Living in Australia is pretty much always going to be a hefty hindrance to the enjoyment of such a past time, simply due to the distance and cost of importing guitars all that way, which has led to a much lower saturation of these instruments in Oz, as compared to the alluring potential for finding them kicking around in the States at an affordable price for the fresh faced Aussie visitor - and at a good exchange rate, at the present moment! At least that was the assumption I was working with, and I wasn't going to give up before thoroughly putting my hypothesis to the test by exploring all avenues...
And what better place to seek out an old classic than California, the home state of Fender Guitars, pioneers of the mass production and dissemination of the iconic Stratocasters & Telecasters from the beginnings of Rock 'n Roll? Leo Fender & Co. produced, in my mind, absolutely the best combination of styles and features to be packed into the six stringed format, even going back to their earliest designs, now around 60 years since initial inception!
So, over the course of my two week stay cycling and busing around LA, and with the additional untiring aid of my amazing mate Heather, who drove me all around to this place and that - pointing out iconic landmarks and illuminating historical and contemporary anecdotes along the way - I traversed the vast metropolis multiple times, following up leads on some 60's and 70's gems to take along with me for the onward journey..

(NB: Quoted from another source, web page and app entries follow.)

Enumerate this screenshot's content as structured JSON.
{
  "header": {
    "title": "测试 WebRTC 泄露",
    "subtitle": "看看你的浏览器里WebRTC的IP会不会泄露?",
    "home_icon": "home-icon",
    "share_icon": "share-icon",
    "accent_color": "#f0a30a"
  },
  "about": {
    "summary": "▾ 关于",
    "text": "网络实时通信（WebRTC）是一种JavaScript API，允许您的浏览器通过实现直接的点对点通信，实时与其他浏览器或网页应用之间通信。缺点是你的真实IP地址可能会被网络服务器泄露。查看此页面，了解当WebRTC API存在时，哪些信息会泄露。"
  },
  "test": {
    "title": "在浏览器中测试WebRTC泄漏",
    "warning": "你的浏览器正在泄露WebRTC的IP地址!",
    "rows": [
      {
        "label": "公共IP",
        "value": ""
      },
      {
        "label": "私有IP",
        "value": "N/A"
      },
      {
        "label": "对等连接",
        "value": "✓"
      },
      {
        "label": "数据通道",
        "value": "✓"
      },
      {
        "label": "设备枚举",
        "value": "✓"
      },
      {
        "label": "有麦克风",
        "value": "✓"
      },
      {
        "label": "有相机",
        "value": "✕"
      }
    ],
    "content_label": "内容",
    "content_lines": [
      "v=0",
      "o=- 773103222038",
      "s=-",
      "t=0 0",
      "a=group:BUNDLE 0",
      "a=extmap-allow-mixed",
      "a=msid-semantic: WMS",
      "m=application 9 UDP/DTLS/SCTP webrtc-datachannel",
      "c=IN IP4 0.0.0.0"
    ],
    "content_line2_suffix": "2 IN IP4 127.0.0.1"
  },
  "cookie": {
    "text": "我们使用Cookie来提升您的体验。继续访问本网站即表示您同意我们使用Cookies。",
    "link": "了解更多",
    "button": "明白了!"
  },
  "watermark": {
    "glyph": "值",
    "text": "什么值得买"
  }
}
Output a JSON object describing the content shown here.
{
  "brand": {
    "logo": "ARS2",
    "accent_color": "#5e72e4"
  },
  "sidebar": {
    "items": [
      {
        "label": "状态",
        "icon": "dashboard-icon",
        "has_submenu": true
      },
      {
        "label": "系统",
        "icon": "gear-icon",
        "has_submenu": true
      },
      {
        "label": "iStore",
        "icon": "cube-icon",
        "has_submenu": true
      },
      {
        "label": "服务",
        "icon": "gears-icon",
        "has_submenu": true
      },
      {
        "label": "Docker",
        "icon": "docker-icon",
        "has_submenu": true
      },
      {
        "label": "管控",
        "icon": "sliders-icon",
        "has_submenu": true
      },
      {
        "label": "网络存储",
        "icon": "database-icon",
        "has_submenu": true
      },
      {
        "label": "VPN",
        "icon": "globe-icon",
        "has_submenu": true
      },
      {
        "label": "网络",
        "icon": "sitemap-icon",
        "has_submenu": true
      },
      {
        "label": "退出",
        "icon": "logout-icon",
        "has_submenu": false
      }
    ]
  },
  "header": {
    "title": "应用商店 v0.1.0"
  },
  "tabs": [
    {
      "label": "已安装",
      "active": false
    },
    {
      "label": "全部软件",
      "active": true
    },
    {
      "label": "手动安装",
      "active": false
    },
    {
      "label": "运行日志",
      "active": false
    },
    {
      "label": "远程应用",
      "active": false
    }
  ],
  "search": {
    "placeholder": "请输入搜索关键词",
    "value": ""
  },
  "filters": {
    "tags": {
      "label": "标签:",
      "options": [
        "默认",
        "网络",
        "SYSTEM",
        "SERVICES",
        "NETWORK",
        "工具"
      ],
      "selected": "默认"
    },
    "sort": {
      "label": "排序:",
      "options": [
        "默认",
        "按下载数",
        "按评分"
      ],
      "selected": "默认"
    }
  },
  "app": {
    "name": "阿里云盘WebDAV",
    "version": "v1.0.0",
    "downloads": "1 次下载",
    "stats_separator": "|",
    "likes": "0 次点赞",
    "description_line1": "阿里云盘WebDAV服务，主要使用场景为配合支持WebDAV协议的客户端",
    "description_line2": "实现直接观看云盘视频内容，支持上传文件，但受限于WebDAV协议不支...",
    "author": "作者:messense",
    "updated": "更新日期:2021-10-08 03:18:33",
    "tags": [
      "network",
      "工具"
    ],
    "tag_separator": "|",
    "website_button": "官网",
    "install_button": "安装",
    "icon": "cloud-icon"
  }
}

So, here's what I rounded up over the course of these past days leading up to departure from LA..
A motley crew, by the professional collector's standards, but for me, a veritable booty score. Left to right, you can see the Gibson SG Melody Maker (1968), which was my first find (see Aug 5th post). Then the gold/copper coloured guitar (pictured below) is a Silvertone, available back in the 50's from the Sears department store. These guitars were the everyday beginners guitar of the day, built economically and ingeniously from basic materials by the Danelectro company, and have had a resurgence in recent decades, with some well known artists sporting them on stage, and a bunch of reissues now available.
The old original "lipstick" pickups (which were literally constructed using surplus lipstick tubes from Avon!) have been switched over at some stage and some regular "VanZandt" Fender-style single coil pickups have been installed. Also the switching and output jack have been changed around, but overall, it's still got some old 50's charm going on. Actually I reckon this was originally the "1317" model, which came with just one pickup, and the addition of a second pickup is a home job.
The third guitar along is also a Silvertone guitar, but a later model, from the 60's. This one originally came with a carry case that has a little valve amplifier and speaker built into the lid, so you could carry your entire practice rig and guitar in one hand! I got just the guitar, in a disassembled condition, from a very nice fellow on Craigslist who used to play a bunch of guitars like this in bands throughout the 70's. Back home and a trip across the road to the hardware store for screws and I got it all re-assembled, and fashioned a simple bridge to complete the picture - Nice! And it sounds great, too! This one has the original lipstick pickups installed. I've seen Beck using this model on stage.
Finally - unfortunately not a 60's original from Leo Fender's prolific tenure at his own company, but maybe the next best thing -> a 1970's model Fender Musicmaster, with some more recent modifications. Most obviously in the mod department, this thing has a crazy pattern of plastic rhinestone diamante gemstones glued on the face of it! It could arguably be very cool in this crazy crafty state - and it probably looks quite groovy under glittering stage lights - but the gluer obviously ran out of gems midway through the precarious undertaking and left an otherwise inexplicable blank patch behind the bridge. It rather detracts from the effect. Anyway, it may be an excuse for me to strip it back and repaint it at some stage, to more of a vintage 60's style colour tone, like the great old car colours they used to use on everything back then.
This Musicmaster has also been modded functionally, with the addition of a Seymour Duncan "JB Trembucker" (hotted up humbucker) in the bridge position, as well as an "N-Tune" in-built tuner in the volume knob! Good thing is, the Duncan pickup and other installations have all been professionally executed, and the set-up is nice.
Tricky bit was then deciding what to carry on with me and which guitars to send back home ahead of me to Australia, and how! Turns out this is quite tricky (and pricey), as I suspected. Again, it was Heather to the rescue! I got to experience first hand what makes her such a great producer. After carefully squishing the Gibson and one of the Silvertones in a single acoustic shaped case, all padded in between and around the edges, we headed for the box+packing supply store, picked up a large guitar shaped box and a whole lot of "peanut" foam and chugged down to the Post Office. After cutting down the cardboard box some, and packing the cased guitars inside with a bunch of little squishy peanuts, we had an oversize issue, so we headed along to the next post office where the lady was working to a different set of rules. Awesome.
$175 later, and every available finger crossed, I pray nightly that my beloved new gitz find their way safely into the care of the ever faithful twin bro, Murray, back in Melbourne.